▶ Directions
Copy out every line holding the string "Ouverture" from the records below.

(Supplied data)

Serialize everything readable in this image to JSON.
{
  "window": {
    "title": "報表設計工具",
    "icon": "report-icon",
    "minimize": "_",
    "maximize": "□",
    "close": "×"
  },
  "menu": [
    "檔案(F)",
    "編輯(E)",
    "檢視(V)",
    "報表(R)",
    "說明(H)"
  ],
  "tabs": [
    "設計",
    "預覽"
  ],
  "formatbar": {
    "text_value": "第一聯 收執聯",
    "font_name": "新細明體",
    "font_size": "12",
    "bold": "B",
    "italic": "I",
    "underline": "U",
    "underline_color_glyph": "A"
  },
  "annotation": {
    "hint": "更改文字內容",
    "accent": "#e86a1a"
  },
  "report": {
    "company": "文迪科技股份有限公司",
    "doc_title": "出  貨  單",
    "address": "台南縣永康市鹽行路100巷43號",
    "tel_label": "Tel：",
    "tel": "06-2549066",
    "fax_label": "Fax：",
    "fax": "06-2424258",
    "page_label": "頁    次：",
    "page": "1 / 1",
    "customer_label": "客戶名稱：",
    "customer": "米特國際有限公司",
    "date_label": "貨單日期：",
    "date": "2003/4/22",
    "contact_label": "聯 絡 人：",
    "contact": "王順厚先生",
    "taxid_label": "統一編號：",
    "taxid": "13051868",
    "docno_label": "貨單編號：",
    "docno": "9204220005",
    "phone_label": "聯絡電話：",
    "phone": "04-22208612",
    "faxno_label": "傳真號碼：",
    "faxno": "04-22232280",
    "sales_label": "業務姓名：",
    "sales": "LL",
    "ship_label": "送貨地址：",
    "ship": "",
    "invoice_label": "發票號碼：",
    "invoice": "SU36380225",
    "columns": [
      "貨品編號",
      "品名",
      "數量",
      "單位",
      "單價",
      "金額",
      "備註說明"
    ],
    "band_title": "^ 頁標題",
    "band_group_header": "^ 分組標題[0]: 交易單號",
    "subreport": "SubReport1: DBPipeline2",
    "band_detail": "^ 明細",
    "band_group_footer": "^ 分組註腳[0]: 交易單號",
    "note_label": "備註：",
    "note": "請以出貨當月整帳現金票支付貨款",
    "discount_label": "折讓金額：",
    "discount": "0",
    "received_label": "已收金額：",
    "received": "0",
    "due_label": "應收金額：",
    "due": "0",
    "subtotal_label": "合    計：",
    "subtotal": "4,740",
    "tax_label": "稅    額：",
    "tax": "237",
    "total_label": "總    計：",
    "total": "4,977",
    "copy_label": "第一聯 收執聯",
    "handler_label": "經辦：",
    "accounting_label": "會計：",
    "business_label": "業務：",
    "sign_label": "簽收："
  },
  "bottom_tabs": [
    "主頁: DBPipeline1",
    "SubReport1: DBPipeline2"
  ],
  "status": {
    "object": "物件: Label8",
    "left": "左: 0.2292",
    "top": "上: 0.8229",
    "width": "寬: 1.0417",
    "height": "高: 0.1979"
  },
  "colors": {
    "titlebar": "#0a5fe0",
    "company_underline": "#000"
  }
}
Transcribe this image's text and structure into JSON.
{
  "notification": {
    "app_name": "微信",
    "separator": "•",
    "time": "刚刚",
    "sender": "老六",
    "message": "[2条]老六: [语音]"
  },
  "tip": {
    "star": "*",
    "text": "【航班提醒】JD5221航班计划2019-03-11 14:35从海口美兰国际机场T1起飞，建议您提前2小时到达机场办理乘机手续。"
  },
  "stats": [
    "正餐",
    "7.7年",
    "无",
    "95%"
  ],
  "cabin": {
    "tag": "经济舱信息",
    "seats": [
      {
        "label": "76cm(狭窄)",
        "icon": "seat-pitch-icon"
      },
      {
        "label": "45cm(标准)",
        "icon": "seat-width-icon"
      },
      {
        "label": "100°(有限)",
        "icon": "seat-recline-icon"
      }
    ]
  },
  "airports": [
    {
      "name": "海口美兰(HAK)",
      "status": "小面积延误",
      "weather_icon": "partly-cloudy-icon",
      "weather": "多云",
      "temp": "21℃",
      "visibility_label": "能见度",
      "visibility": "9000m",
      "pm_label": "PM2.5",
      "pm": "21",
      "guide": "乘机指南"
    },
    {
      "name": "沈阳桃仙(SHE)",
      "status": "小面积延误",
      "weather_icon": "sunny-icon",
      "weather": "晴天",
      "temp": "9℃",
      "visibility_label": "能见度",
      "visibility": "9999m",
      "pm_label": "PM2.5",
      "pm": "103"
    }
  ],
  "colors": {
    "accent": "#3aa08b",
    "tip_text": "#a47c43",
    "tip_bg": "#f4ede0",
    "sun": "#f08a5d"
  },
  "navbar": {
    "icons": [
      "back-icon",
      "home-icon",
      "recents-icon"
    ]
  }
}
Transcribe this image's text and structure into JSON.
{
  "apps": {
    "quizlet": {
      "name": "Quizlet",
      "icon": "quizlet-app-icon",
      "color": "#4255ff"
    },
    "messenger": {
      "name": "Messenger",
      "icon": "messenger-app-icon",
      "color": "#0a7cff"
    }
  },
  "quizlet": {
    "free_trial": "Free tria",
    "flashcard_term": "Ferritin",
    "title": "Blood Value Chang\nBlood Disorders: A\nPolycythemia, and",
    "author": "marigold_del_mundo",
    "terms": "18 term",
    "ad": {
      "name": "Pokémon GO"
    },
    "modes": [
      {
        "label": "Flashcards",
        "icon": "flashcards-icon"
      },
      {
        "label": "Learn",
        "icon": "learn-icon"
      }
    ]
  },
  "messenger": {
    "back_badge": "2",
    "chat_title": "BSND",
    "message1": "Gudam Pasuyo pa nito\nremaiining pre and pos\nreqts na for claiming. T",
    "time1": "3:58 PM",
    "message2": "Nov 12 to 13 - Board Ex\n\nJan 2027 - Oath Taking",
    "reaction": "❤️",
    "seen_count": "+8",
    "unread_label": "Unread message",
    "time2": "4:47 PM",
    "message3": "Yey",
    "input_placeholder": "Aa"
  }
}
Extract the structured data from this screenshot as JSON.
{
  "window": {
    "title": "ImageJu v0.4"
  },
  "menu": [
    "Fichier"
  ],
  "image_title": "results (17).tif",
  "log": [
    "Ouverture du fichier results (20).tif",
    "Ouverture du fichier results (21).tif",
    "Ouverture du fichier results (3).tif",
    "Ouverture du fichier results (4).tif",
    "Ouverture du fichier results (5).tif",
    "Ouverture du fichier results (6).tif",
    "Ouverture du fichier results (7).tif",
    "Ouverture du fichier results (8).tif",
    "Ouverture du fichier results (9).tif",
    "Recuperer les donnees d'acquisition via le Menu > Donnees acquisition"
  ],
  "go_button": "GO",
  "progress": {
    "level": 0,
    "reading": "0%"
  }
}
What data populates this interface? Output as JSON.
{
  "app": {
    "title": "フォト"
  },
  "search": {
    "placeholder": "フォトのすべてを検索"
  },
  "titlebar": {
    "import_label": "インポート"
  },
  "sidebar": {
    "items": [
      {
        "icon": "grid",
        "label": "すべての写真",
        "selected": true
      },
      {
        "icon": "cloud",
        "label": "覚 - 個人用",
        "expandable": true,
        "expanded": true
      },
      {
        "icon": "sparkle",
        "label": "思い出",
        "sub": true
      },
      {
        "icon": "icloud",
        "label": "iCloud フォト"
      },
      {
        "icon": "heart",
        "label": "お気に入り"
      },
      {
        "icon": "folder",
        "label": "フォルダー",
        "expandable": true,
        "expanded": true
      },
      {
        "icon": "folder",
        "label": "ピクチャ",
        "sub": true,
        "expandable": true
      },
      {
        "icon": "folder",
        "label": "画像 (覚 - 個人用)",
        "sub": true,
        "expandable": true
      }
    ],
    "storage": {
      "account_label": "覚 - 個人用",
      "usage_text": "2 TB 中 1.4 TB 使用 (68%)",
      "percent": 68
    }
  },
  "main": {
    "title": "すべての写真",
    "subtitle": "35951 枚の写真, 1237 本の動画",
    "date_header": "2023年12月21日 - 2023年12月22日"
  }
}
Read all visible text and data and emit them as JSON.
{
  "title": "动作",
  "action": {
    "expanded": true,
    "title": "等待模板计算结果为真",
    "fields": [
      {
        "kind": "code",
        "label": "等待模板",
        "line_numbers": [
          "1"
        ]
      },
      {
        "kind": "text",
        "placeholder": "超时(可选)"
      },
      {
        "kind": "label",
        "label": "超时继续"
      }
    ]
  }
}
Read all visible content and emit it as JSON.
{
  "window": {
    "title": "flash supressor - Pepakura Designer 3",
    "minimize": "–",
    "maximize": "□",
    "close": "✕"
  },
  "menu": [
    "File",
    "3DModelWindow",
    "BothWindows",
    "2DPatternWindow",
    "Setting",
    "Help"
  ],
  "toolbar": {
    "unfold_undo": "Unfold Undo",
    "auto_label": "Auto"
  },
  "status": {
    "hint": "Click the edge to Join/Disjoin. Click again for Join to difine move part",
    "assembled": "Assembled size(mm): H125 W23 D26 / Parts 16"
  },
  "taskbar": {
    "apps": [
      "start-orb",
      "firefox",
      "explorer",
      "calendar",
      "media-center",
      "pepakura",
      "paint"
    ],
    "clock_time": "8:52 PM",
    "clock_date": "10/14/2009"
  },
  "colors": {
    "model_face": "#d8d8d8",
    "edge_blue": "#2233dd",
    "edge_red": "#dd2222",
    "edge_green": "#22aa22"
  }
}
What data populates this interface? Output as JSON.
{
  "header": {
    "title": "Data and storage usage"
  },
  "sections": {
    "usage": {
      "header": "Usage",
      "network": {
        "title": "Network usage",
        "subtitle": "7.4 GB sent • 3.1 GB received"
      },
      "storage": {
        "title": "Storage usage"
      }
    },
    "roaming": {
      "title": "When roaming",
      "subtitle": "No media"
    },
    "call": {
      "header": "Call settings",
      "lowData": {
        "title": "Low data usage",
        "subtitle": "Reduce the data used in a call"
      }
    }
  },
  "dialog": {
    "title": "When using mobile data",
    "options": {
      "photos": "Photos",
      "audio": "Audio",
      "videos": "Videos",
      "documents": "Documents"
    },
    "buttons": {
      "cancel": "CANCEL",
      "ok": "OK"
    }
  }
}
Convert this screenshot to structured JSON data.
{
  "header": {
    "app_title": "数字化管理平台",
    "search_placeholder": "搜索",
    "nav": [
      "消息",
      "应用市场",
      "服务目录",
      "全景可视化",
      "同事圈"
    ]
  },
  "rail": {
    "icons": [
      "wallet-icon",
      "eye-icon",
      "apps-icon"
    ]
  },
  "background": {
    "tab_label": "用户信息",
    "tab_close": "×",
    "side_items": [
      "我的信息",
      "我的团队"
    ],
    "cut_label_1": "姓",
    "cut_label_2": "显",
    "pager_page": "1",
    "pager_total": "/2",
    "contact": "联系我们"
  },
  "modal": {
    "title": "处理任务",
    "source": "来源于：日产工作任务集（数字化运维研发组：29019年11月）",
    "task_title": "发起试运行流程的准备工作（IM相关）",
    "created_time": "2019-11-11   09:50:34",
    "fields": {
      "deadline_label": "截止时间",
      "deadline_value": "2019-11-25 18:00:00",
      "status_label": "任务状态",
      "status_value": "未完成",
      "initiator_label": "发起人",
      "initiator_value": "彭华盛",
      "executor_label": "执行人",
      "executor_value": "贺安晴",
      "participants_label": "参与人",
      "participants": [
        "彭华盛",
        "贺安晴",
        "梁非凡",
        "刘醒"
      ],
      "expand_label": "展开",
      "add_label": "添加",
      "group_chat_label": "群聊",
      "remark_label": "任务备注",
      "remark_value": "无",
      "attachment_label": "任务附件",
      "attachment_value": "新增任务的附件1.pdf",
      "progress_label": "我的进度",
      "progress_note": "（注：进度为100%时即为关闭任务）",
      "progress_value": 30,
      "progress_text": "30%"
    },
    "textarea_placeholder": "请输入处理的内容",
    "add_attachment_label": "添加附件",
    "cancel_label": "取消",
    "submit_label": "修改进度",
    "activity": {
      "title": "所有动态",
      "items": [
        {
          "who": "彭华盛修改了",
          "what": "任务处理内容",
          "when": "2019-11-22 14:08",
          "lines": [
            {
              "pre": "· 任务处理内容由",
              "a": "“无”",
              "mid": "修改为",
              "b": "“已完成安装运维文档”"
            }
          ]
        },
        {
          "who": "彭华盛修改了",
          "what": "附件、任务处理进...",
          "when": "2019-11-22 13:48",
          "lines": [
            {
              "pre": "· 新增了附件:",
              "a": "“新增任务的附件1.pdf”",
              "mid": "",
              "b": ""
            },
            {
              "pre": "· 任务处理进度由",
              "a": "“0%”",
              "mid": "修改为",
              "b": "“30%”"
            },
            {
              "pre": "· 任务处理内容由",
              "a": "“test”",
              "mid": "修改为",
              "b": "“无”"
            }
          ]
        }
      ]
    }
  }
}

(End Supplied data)

▶ Answer box
    "Ouverture du fichier results (20).tif",
    "Ouverture du fichier results (21).tif",
    "Ouverture du fichier results (3).tif",
    "Ouverture du fichier results (4).tif",
    "Ouverture du fichier results (5).tif",
    "Ouverture du fichier results (6).tif",
    "Ouverture du fichier results (7).tif",
    "Ouverture du fichier results (8).tif",
    "Ouverture du fichier results (9).tif",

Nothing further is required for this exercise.